West Park Hospital
|West Park Hospital|
|Building Style||Echelon Plan (Compact Arrow)|
|Architect(s)||William Clifford Smith|
The West Park Asylum was the 11th mental hospital owned by the LCC, and the fifth and last of the Epsom cluster to be built on the Horton estate land. It had been planned since 1906, prior to the opening of its neighbour, Long Grove Asylum. Building work began in 1912 and the Asylum had been due to open in 1916, but the work was delayed because of WW1. By 1917 the main building work had been completed, but the site was handed over to the Canadian army for use as a military hospital. The buildings were handed back to the LCC in 1921, and the West Park Asylum opened as a civilian mental hospital with accommodation for 1732 patients. The remaining villas were completed in 1924, bringing the bed capacity to 2000.
As it had been built later than the other asylums in the cluster, a new plan had been developed and it was considered a very modern hospital design, with a combination of colony principles and the echelon format forming a semi-circle or horseshoe-shaped pattern. It was the first 'colony' asylum in England, an idea that had come from the United States - the hospital as a colony of small communities rather than a set of wards. Small groups of wards were grouped together within the same building, creating isolated communities. The layout enabled a good segregation of various types of patients and each area was easily accessed by a web-like network of corridors. Each ward was designed to be fairly self-sufficient.
The administration block was flanked by five male ward buildings on one side and seven female on the other. The enormous kitchens were located behind the dining room, which was behind the main hall. The main stores were also placed centrally, while the boiler houses, water tower and workshops were on the male side. On the female side were the large laundry and sewing room, with an additional Nurses' Home. The buildings were of red brick or pebble-dashed, with grey slate roofs. The main buildings were embellished with window surrounds and quoins, while the ward blocks were plain.
The area around the main gate contained a porter's lodge, a mortuary and a large detached chapel. An acute hospital block faced the central administration building and had separate entrances for male and female patients and for staff. At the rear of the administration building was the isolation hospital, flanked by male and female sanatoria for patients with TB. The Medical Superintendent's house was set away from the main complex, along West Park Drive, as were two sets of semi-detached cottages for senior staff. Detached houses for the Matron and the Steward were built on the main drive to the administration block. In 1929 the Asylum was renamed the West Park Mental Hospital (the word 'Mental' was later dropped from its name). In the 1930s Horton Lodge, a large detached residence once part of the Horton Estate, was purchased by the LCC. It was renamed Hollywood Lodge (to avoid confusion with Horton Hospital) and became an annexe shared with The Manor.
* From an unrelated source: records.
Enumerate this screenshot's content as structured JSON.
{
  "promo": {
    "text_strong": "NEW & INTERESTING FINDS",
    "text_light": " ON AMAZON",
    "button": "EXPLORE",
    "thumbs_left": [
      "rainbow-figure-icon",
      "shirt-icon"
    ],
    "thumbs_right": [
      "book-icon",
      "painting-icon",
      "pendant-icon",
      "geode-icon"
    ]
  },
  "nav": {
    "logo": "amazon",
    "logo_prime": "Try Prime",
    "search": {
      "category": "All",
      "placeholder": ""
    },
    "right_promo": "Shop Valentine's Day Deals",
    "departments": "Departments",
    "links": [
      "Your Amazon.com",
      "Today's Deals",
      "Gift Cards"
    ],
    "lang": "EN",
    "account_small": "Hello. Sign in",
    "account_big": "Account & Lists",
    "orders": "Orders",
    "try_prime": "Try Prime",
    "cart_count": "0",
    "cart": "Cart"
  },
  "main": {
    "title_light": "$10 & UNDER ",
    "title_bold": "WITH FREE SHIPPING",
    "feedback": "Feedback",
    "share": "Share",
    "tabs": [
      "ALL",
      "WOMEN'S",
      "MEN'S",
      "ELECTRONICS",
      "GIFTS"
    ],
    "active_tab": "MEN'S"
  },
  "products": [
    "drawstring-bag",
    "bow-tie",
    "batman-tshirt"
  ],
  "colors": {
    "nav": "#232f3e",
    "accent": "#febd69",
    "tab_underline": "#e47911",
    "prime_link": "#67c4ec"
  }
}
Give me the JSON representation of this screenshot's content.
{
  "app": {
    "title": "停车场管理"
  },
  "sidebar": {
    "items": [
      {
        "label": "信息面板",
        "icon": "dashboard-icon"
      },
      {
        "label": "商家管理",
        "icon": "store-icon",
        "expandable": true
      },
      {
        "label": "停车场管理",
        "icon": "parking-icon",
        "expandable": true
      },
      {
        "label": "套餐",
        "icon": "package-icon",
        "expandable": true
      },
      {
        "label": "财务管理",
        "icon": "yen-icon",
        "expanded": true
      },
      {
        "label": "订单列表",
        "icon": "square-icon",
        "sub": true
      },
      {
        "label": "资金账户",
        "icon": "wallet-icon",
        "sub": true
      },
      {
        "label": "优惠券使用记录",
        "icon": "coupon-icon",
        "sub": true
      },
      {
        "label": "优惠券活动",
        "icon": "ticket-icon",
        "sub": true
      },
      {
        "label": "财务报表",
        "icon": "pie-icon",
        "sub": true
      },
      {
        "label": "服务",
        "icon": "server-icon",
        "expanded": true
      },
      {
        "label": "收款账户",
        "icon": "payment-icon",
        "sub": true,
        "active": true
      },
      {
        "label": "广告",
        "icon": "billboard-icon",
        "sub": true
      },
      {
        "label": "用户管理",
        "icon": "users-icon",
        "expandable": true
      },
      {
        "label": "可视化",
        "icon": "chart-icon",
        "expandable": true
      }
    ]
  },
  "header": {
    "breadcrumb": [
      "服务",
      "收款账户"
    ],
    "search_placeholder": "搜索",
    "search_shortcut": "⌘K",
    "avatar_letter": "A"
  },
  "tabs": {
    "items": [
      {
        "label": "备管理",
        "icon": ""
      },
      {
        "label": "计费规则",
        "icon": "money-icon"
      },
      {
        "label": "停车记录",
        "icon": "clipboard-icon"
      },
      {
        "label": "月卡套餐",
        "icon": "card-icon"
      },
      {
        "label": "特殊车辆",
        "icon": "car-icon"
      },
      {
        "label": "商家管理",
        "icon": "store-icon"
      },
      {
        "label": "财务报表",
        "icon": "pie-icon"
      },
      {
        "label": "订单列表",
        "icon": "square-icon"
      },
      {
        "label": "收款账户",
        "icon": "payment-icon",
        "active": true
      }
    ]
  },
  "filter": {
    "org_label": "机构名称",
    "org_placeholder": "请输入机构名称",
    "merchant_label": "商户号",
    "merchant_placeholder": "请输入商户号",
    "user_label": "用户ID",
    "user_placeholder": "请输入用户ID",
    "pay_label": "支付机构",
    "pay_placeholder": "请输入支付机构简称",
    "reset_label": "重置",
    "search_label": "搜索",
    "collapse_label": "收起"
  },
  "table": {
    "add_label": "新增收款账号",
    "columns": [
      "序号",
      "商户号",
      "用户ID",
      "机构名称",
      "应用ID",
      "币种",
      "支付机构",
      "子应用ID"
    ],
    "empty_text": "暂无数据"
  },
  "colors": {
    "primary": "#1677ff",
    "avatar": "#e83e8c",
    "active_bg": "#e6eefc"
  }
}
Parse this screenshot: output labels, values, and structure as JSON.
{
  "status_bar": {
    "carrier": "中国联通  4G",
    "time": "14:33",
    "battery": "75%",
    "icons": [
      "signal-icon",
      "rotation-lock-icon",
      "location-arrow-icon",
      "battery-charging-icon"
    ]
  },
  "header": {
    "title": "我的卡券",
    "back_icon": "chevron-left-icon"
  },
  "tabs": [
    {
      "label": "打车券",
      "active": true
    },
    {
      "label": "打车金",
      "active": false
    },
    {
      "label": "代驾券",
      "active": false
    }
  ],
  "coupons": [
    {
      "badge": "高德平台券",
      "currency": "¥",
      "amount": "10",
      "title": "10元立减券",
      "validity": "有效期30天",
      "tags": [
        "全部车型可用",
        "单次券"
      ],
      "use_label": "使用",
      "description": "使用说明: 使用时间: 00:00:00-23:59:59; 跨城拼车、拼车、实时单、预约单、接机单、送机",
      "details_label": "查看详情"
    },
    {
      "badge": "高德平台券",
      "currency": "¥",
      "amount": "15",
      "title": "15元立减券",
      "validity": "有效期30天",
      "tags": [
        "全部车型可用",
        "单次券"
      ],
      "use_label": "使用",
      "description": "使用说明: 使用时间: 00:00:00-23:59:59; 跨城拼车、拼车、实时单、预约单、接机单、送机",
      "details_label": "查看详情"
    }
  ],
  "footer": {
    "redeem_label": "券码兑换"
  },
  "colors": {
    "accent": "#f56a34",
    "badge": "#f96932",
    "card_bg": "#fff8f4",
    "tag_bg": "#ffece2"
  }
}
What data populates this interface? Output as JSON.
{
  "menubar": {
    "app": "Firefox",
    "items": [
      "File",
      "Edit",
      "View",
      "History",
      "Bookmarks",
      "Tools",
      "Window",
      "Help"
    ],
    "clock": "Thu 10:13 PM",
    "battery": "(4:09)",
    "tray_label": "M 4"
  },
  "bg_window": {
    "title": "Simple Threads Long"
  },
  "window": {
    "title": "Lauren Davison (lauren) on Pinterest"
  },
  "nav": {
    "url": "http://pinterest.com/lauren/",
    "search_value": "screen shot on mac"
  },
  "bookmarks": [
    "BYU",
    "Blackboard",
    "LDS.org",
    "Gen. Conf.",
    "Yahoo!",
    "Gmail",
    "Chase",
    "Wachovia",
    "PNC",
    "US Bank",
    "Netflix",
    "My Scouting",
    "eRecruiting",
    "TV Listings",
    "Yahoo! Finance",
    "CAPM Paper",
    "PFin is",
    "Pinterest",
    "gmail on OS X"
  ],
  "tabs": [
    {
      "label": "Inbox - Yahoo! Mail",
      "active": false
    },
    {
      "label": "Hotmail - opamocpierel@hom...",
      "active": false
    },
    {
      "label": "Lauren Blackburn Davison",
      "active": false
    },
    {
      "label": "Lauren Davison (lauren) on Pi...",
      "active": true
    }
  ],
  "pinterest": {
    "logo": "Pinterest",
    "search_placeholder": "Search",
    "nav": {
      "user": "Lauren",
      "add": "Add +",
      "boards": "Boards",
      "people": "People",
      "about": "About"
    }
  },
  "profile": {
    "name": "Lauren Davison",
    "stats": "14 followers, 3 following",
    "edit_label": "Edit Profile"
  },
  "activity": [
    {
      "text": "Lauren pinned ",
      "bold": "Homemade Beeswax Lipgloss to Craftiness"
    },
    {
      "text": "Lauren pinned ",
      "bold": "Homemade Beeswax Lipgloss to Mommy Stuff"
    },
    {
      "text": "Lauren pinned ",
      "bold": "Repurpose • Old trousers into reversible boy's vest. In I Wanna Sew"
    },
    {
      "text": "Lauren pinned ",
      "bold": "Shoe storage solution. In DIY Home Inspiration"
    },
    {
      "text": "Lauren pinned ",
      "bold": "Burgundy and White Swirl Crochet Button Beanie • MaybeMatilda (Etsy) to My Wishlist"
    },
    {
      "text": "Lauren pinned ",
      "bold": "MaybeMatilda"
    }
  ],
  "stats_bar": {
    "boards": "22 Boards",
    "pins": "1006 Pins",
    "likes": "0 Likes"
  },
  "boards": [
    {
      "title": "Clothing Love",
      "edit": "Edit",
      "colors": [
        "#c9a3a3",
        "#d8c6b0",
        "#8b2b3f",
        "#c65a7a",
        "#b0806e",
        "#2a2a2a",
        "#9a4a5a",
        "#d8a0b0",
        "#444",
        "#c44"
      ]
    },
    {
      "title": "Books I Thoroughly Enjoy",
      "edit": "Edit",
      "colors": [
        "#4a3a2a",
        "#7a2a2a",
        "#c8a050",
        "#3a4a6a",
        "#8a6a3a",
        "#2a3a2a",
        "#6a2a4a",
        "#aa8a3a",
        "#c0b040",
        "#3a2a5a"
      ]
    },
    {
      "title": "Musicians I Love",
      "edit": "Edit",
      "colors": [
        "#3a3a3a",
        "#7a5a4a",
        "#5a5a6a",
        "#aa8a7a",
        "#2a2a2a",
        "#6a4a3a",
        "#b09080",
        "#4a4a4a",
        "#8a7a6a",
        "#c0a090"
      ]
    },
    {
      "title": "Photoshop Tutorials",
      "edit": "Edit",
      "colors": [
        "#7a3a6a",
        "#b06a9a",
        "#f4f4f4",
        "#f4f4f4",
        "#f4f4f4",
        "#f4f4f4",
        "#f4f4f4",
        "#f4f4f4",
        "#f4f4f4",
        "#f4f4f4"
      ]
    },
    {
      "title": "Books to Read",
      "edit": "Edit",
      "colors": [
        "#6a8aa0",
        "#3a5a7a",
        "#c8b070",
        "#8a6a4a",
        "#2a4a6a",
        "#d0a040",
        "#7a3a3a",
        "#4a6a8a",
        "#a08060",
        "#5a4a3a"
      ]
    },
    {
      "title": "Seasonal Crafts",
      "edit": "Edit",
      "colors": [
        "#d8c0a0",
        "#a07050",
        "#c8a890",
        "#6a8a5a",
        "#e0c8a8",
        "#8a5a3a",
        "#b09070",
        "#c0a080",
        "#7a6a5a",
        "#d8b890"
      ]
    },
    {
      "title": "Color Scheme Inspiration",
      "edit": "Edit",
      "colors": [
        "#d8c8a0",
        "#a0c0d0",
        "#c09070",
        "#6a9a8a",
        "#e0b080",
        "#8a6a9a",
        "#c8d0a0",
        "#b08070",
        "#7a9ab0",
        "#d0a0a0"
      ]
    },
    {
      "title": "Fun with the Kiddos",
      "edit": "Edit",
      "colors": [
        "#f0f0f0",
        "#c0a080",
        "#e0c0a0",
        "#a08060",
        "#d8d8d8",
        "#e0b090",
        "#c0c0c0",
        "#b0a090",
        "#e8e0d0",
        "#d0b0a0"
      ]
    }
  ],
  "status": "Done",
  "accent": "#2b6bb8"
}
In 1948 the Hospital joined the NHS, with 2174 beds, under the control of the South West Metropolitan Regional Hospital Board. In 1950 a large Nurses' Home was built at the rear of the site, between the isolation hospital and the female sanatorium. Temporary structures were added later in the grounds, including a Social Club for the patients. By this time the hospital had 2545 beds. In 1962 there were 2045 patients. By 1971 there were 1724 beds and 1580 patients, 39% of whom slept in dormitories with 50 beds. Eight percent of patients slept in groups of less than 30. An alcohol and drug rehabilitation centre with 20 beds opened, as well as a specialist Metabolic Unit with 17 beds. During the 1970s staff residences were built on the northern part of the site, near to the parole villas where working patients lived. By 1975 there were 1600 beds. By 1979, when the headquarters for the Mid-Surrey Health District relocated there, the Hospital had 1217 beds.
Additional villas were added in the late 1980s. The original chapel was demolished and a new one built on the main site. From the mid 1990s the Hospital was slowly emptied of patients as the government-favoured policy of returning mental patients to 'Care in the Community' progressed. The main Hospital closed in 2002. By 2003, although a few outer ward blocks remained open and in use, the vacated buildings were becoming derelict.